While I owned a MKI in my youth, I never really appreciated this marvelous package of engineering until I began illustrating the MKI and MKII. The young man in me just knew it was a whole lot of fun to drive and easy to work on, being equipped with a version of the Austin motor that I was very familiar with from previous British cars I’d owned. From the hydrolastic suspension to the transverse mounted motor and gearbox, the Mini-Cooper was quite a revolutionary little car, and what would turn out to be one of the British motorcar industry’s best selling and most iconic vehicles. And did I already say it was a ton of fun to drive?
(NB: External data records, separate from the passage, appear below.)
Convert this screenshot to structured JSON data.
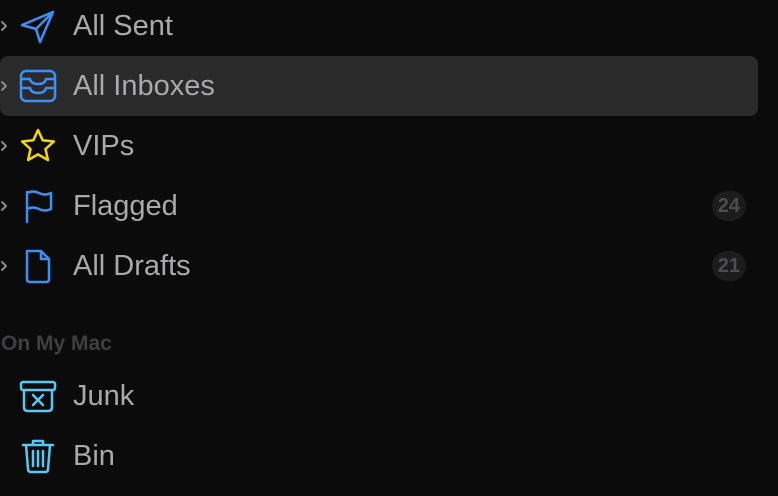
{
  "sidebar": {
    "favorites": [
      {
        "label": "All Sent",
        "icon": "paper-plane-icon",
        "badge": ""
      },
      {
        "label": "All Inboxes",
        "icon": "inbox-tray-icon",
        "badge": ""
      },
      {
        "label": "VIPs",
        "icon": "star-icon",
        "badge": ""
      },
      {
        "label": "Flagged",
        "icon": "flag-icon",
        "badge": "24"
      },
      {
        "label": "All Drafts",
        "icon": "document-icon",
        "badge": "21"
      }
    ],
    "section_header": "On My Mac",
    "local": [
      {
        "label": "Junk",
        "icon": "junk-box-icon"
      },
      {
        "label": "Bin",
        "icon": "trash-icon"
      }
    ]
  },
  "colors": {
    "accent_blue": "#3d8ef5",
    "junk_cyan": "#59c8f0",
    "vip_yellow": "#f5d60a",
    "selected_row": "#2a2a2b",
    "background": "#0b0b0b"
  }
}
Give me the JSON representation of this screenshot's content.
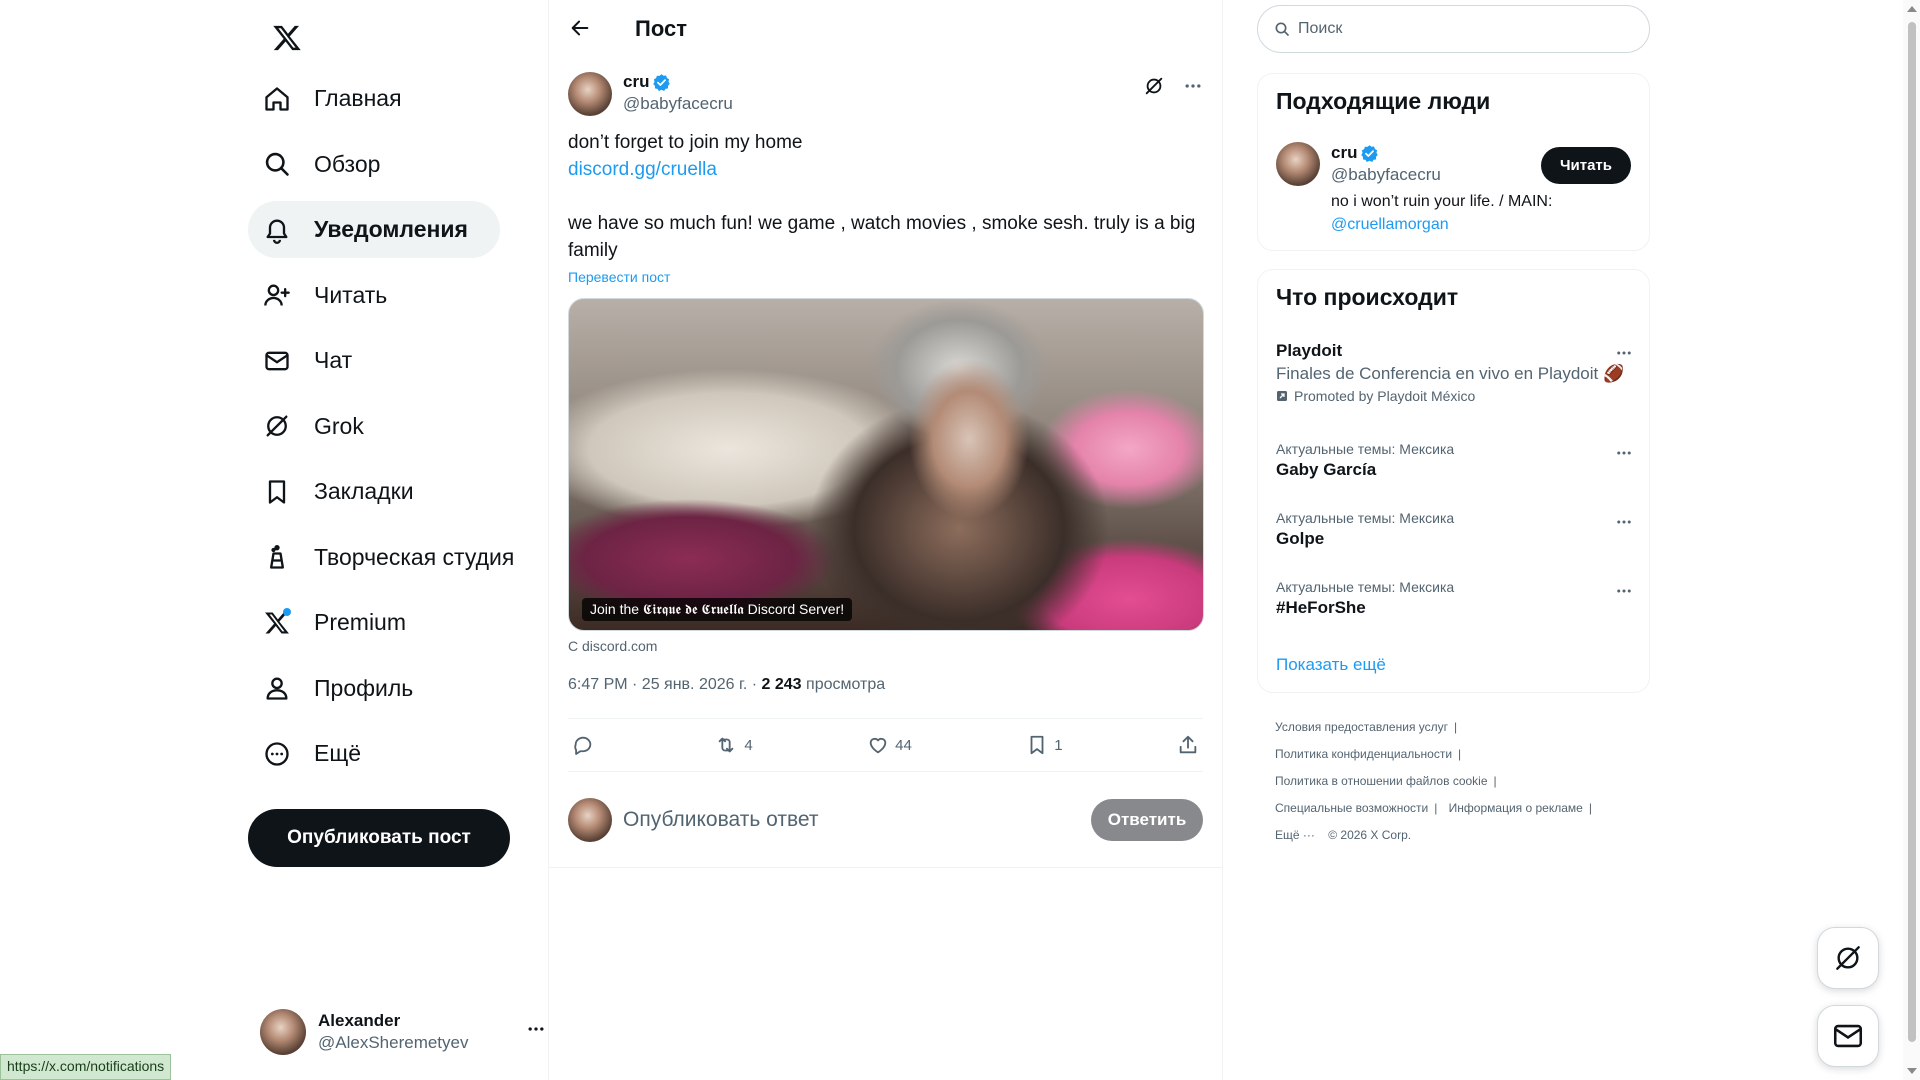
{
  "sidebar": {
    "logo": "x-logo-icon",
    "items": [
      {
        "label": "Главная",
        "icon": "home-icon"
      },
      {
        "label": "Обзор",
        "icon": "search-icon"
      },
      {
        "label": "Уведомления",
        "icon": "bell-icon",
        "active": true
      },
      {
        "label": "Читать",
        "icon": "follow-icon"
      },
      {
        "label": "Чат",
        "icon": "mail-icon"
      },
      {
        "label": "Grok",
        "icon": "grok-icon"
      },
      {
        "label": "Закладки",
        "icon": "bookmark-icon"
      },
      {
        "label": "Творческая студия",
        "icon": "studio-icon"
      },
      {
        "label": "Premium",
        "icon": "x-premium-icon"
      },
      {
        "label": "Профиль",
        "icon": "profile-icon"
      },
      {
        "label": "Ещё",
        "icon": "more-circle-icon"
      }
    ],
    "post_button": "Опубликовать пост",
    "account": {
      "name": "Alexander",
      "handle": "@AlexSheremetyev"
    }
  },
  "main": {
    "title": "Пост",
    "post": {
      "author_name": "cru",
      "author_handle": "@babyfacecru",
      "text_line1": "don’t forget to join my home",
      "link": "discord.gg/cruella",
      "text_body": "we have so much fun! we game , watch movies , smoke sesh. truly is a big family",
      "translate": "Перевести пост",
      "media_caption": "Join the 𝕮𝖎𝖗𝖖𝖚𝖊 𝖉𝖊 𝕮𝖗𝖚𝖊𝖑𝖑𝖆 Discord Server!",
      "from": "С discord.com",
      "time": "6:47 PM · 25 янв. 2026 г. · ",
      "views_count": "2 243",
      "views_label": " просмотра",
      "stats": {
        "replies": "",
        "reposts": "4",
        "likes": "44",
        "bookmarks": "1"
      }
    },
    "reply": {
      "placeholder": "Опубликовать ответ",
      "button": "Ответить"
    }
  },
  "right": {
    "search": {
      "placeholder": "Поиск"
    },
    "who_to_follow": {
      "title": "Подходящие люди",
      "name": "cru",
      "handle": "@babyfacecru",
      "bio_text": "no i won’t ruin your life. / MAIN: ",
      "bio_link": "@cruellamorgan",
      "follow_label": "Читать"
    },
    "trends": {
      "title": "Что происходит",
      "promoted": {
        "title": "Playdoit",
        "description": "Finales de Conferencia en vivo en Playdoit",
        "emoji": "🏈",
        "promoted_by": "Promoted by Playdoit México"
      },
      "items": [
        {
          "context": "Актуальные темы: Мексика",
          "title": "Gaby García"
        },
        {
          "context": "Актуальные темы: Мексика",
          "title": "Golpe"
        },
        {
          "context": "Актуальные темы: Мексика",
          "title": "#HeForShe"
        }
      ],
      "show_more": "Показать ещё"
    },
    "footer": {
      "terms": "Условия предоставления услуг",
      "privacy": "Политика конфиденциальности",
      "cookies": "Политика в отношении файлов cookie",
      "accessibility": "Специальные возможности",
      "ads": "Информация о рекламе",
      "more": "Ещё ···",
      "copyright": "© 2026 X Corp."
    }
  },
  "status_bar": {
    "url": "https://x.com/notifications"
  },
  "colors": {
    "accent": "#1d9bf0",
    "text": "#0f1419",
    "muted": "#536471",
    "active_bg": "#eff3f4"
  }
}
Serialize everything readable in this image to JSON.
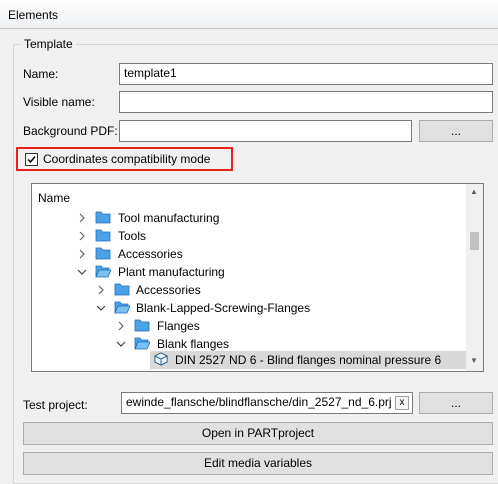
{
  "window": {
    "title": "Elements"
  },
  "group": {
    "label": "Template"
  },
  "form": {
    "name_label": "Name:",
    "name_value": "template1",
    "visible_name_label": "Visible name:",
    "visible_name_value": "",
    "background_pdf_label": "Background PDF:",
    "background_pdf_value": "",
    "browse_label": "...",
    "compat_label": "Coordinates compatibility mode",
    "compat_checked": true
  },
  "tree": {
    "header": "Name",
    "items": [
      {
        "label": "Tool manufacturing"
      },
      {
        "label": "Tools"
      },
      {
        "label": "Accessories"
      },
      {
        "label": "Plant manufacturing"
      },
      {
        "label": "Accessories"
      },
      {
        "label": "Blank-Lapped-Screwing-Flanges"
      },
      {
        "label": "Flanges"
      },
      {
        "label": "Blank flanges"
      },
      {
        "label": "DIN 2527 ND 6 - Blind flanges nominal pressure 6"
      }
    ]
  },
  "test_project": {
    "label": "Test project:",
    "value": "ewinde_flansche/blindflansche/din_2527_nd_6.prj",
    "clear_label": "x",
    "browse_label": "..."
  },
  "buttons": {
    "open_label": "Open in PARTproject",
    "media_label": "Edit media variables"
  },
  "colors": {
    "highlight": "#e8211a",
    "folder": "#4aa3e8"
  }
}
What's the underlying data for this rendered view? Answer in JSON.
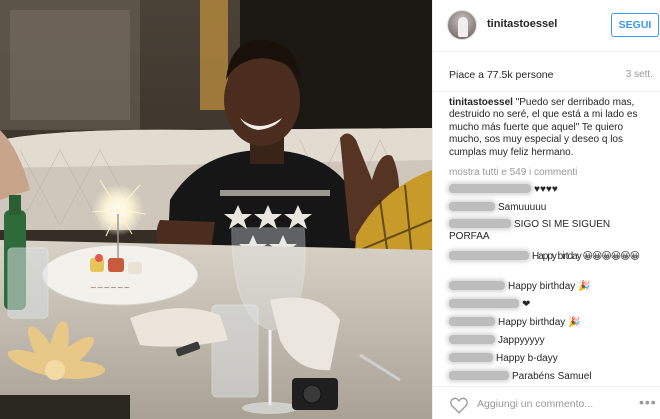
{
  "post": {
    "username": "tinitastoessel",
    "follow_label": "SEGUI",
    "likes": "Piace a 77.5k persone",
    "time": "3 sett.",
    "caption_user": "tinitastoessel",
    "caption": "\"Puedo ser derribado mas, destruido no seré, el que está a mi lado es mucho más fuerte que aquel\" Te quiero mucho, sos muy especial y deseo q los cumplas muy feliz hermano.",
    "more_comments": "mostra tutti e 549 i commenti",
    "add_comment_placeholder": "Aggiungi un commento...",
    "more_icon": "•••"
  },
  "comments": [
    {
      "text": "♥♥♥♥"
    },
    {
      "text": "Samuuuuu"
    },
    {
      "text": "SIGO SI ME SIGUEN PORFAA"
    },
    {
      "text": "Happy birtday 😀😀😀😀😀😀"
    },
    {
      "text": "Happy birthday 🎉"
    },
    {
      "text": "❤"
    },
    {
      "text": "Happy birthday 🎉"
    },
    {
      "text": "Jappyyyyy"
    },
    {
      "text": "Happy b-dayy"
    },
    {
      "text": "Parabéns Samuel"
    }
  ],
  "colors": {
    "accent": "#3897f0",
    "muted": "#999999",
    "text": "#262626"
  },
  "icons": {
    "like": "heart-outline-icon",
    "more": "more-options-icon"
  }
}
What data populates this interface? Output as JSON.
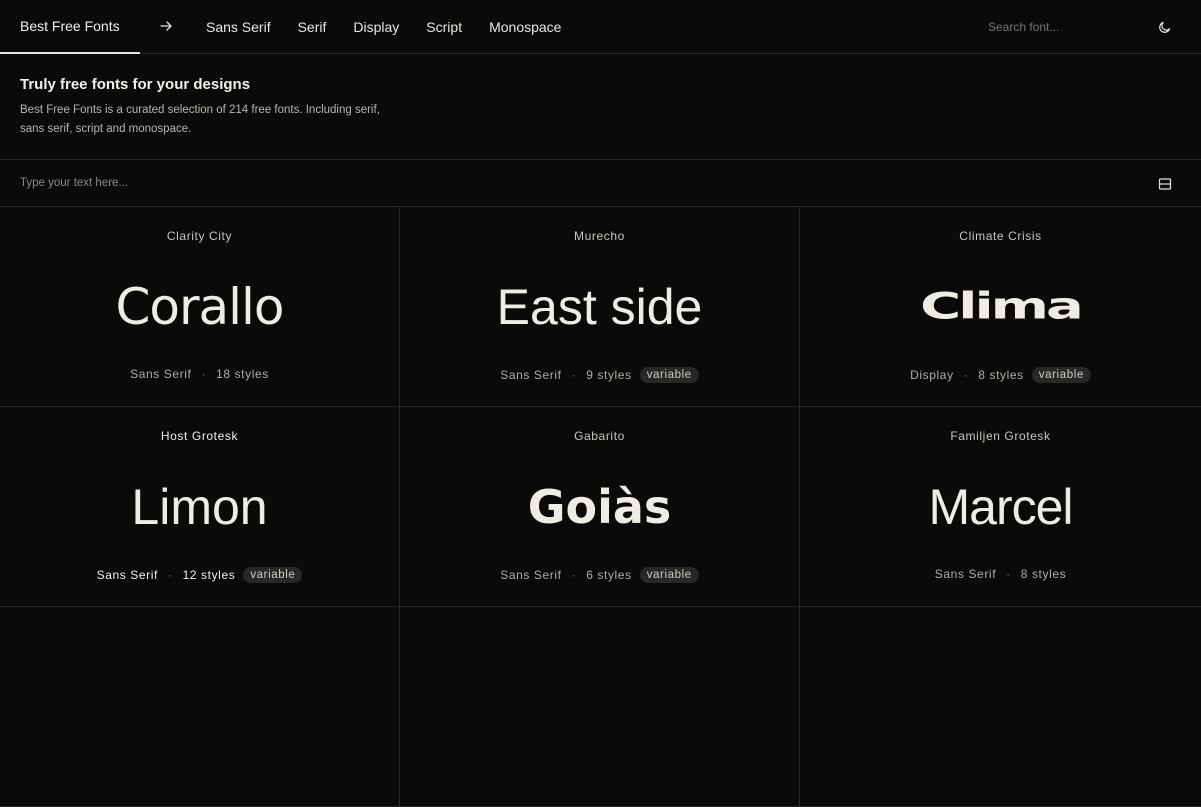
{
  "header": {
    "brand": "Best Free Fonts",
    "nav": [
      "Sans Serif",
      "Serif",
      "Display",
      "Script",
      "Monospace"
    ],
    "search_placeholder": "Search font..."
  },
  "intro": {
    "title": "Truly free fonts for your designs",
    "description": "Best Free Fonts is a curated selection of 214 free fonts. Including serif, sans serif, script and monospace."
  },
  "preview": {
    "placeholder": "Type your text here..."
  },
  "fonts": [
    {
      "name": "Clarity City",
      "sample": "Corallo",
      "category": "Sans Serif",
      "styles": "18 styles",
      "badge": ""
    },
    {
      "name": "Murecho",
      "sample": "East side",
      "category": "Sans Serif",
      "styles": "9 styles",
      "badge": "variable"
    },
    {
      "name": "Climate Crisis",
      "sample": "Clima",
      "category": "Display",
      "styles": "8 styles",
      "badge": "variable"
    },
    {
      "name": "Host Grotesk",
      "sample": "Limon",
      "category": "Sans Serif",
      "styles": "12 styles",
      "badge": "variable"
    },
    {
      "name": "Gabarito",
      "sample": "Goiàs",
      "category": "Sans Serif",
      "styles": "6 styles",
      "badge": "variable"
    },
    {
      "name": "Familjen Grotesk",
      "sample": "Marcel",
      "category": "Sans Serif",
      "styles": "8 styles",
      "badge": ""
    }
  ],
  "icons": {
    "arrow": "arrow-right-icon",
    "theme": "moon-icon",
    "layout": "layout-toggle-icon"
  }
}
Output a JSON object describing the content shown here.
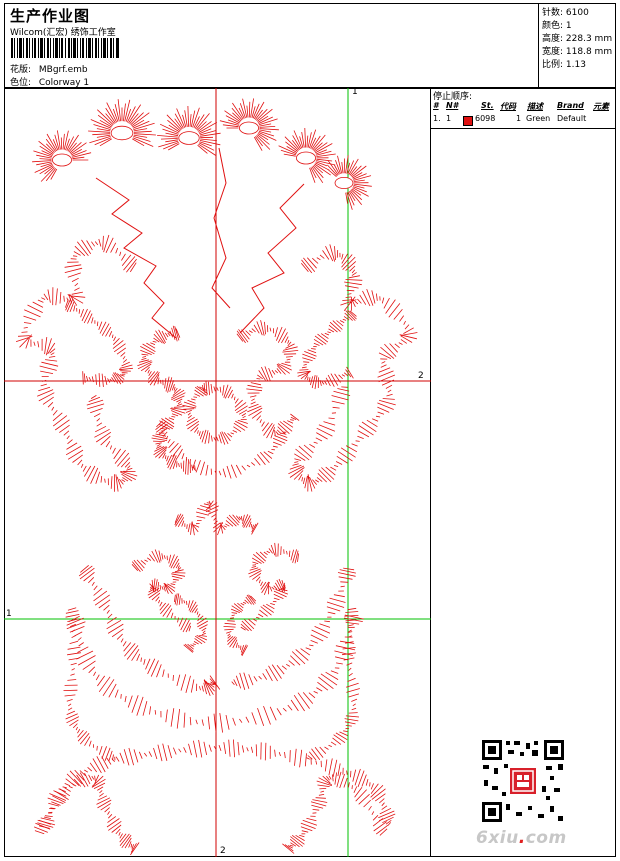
{
  "header": {
    "title": "生产作业图",
    "company": "Wilcom(汇宏) 绣饰工作室",
    "design_label": "花版:",
    "design_value": "MBgrf.emb",
    "colorway_label": "色位:",
    "colorway_value": "Colorway 1"
  },
  "stats": [
    {
      "label": "针数:",
      "value": "6100"
    },
    {
      "label": "颜色:",
      "value": "1"
    },
    {
      "label": "高度:",
      "value": "228.3 mm"
    },
    {
      "label": "宽度:",
      "value": "118.8 mm"
    },
    {
      "label": "比例:",
      "value": "1.13"
    }
  ],
  "stop_sequence": {
    "title": "停止顺序:",
    "columns": [
      "#",
      "N#",
      "St.",
      "代码",
      "描述",
      "Brand",
      "元素"
    ],
    "rows": [
      {
        "num": "1.",
        "n": "1",
        "color": "#e01010",
        "st": "6098",
        "code": "1",
        "desc": "Green",
        "brand": "Default",
        "elem": ""
      }
    ]
  },
  "axes": {
    "top_label": "1",
    "right_label": "2",
    "left_label": "1",
    "bottom_label": "2"
  },
  "watermark": {
    "text_main": "6xiu",
    "text_dot": ".",
    "text_tail": "com"
  },
  "colors": {
    "stitch": "#e01010",
    "guide_green": "#00c000",
    "guide_red": "#d00000"
  }
}
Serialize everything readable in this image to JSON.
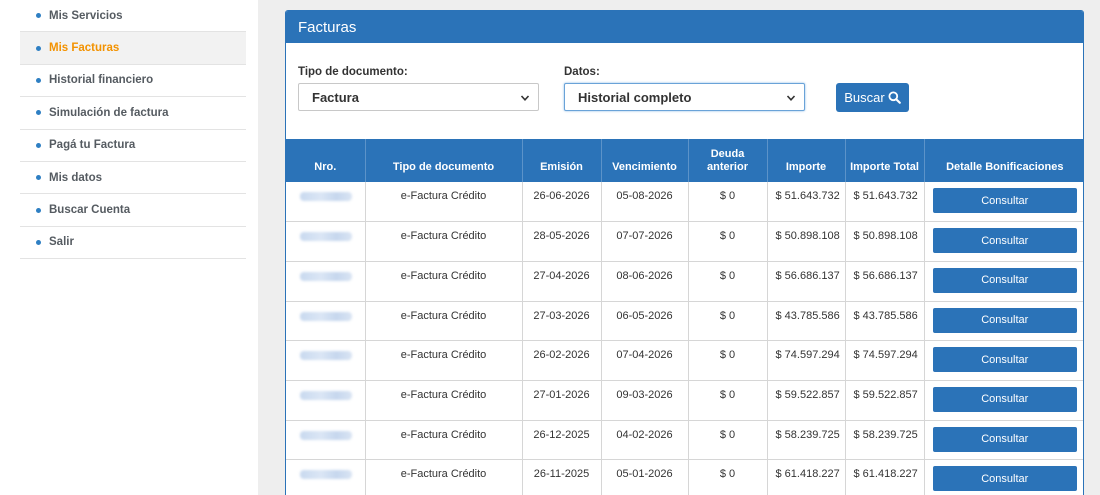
{
  "sidebar": {
    "items": [
      {
        "label": "Mis Servicios"
      },
      {
        "label": "Mis Facturas"
      },
      {
        "label": "Historial financiero"
      },
      {
        "label": "Simulación de factura"
      },
      {
        "label": "Pagá tu Factura"
      },
      {
        "label": "Mis datos"
      },
      {
        "label": "Buscar Cuenta"
      },
      {
        "label": "Salir"
      }
    ],
    "active_index": 1
  },
  "panel": {
    "title": "Facturas",
    "tipo_label": "Tipo de documento:",
    "tipo_value": "Factura",
    "datos_label": "Datos:",
    "datos_value": "Historial completo",
    "buscar_label": "Buscar"
  },
  "table": {
    "headers": {
      "nro": "Nro.",
      "tipo": "Tipo de documento",
      "emision": "Emisión",
      "vencimiento": "Vencimiento",
      "deuda_1": "Deuda",
      "deuda_2": "anterior",
      "importe": "Importe",
      "importe_total": "Importe Total",
      "detalle": "Detalle Bonificaciones"
    },
    "consultar_label": "Consultar",
    "rows": [
      {
        "tipo": "e-Factura Crédito",
        "emision": "26-06-2026",
        "vencimiento": "05-08-2026",
        "deuda": "$ 0",
        "importe": "$ 51.643.732",
        "total": "$ 51.643.732"
      },
      {
        "tipo": "e-Factura Crédito",
        "emision": "28-05-2026",
        "vencimiento": "07-07-2026",
        "deuda": "$ 0",
        "importe": "$ 50.898.108",
        "total": "$ 50.898.108"
      },
      {
        "tipo": "e-Factura Crédito",
        "emision": "27-04-2026",
        "vencimiento": "08-06-2026",
        "deuda": "$ 0",
        "importe": "$ 56.686.137",
        "total": "$ 56.686.137"
      },
      {
        "tipo": "e-Factura Crédito",
        "emision": "27-03-2026",
        "vencimiento": "06-05-2026",
        "deuda": "$ 0",
        "importe": "$ 43.785.586",
        "total": "$ 43.785.586"
      },
      {
        "tipo": "e-Factura Crédito",
        "emision": "26-02-2026",
        "vencimiento": "07-04-2026",
        "deuda": "$ 0",
        "importe": "$ 74.597.294",
        "total": "$ 74.597.294"
      },
      {
        "tipo": "e-Factura Crédito",
        "emision": "27-01-2026",
        "vencimiento": "09-03-2026",
        "deuda": "$ 0",
        "importe": "$ 59.522.857",
        "total": "$ 59.522.857"
      },
      {
        "tipo": "e-Factura Crédito",
        "emision": "26-12-2025",
        "vencimiento": "04-02-2026",
        "deuda": "$ 0",
        "importe": "$ 58.239.725",
        "total": "$ 58.239.725"
      },
      {
        "tipo": "e-Factura Crédito",
        "emision": "26-11-2025",
        "vencimiento": "05-01-2026",
        "deuda": "$ 0",
        "importe": "$ 61.418.227",
        "total": "$ 61.418.227"
      }
    ]
  },
  "colors": {
    "accent": "#2b73b8",
    "active_nav": "#f39200"
  }
}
In 1994, Mini was acquired by BMW from the then owner, Rover Group. The iconic brand went through a lengthy period of redevelopment, and was relaunched in 2001. Over the past nearly two decades, BMW has continued to expand the model line to include the Countryman, Clubman, Roadster, and Paceman in addition to its standard hatchback. And even though I now drive a Generation 3 Clubman, the original 1963 MKI that I owned will be forever etched in my heart as the one, true Mini.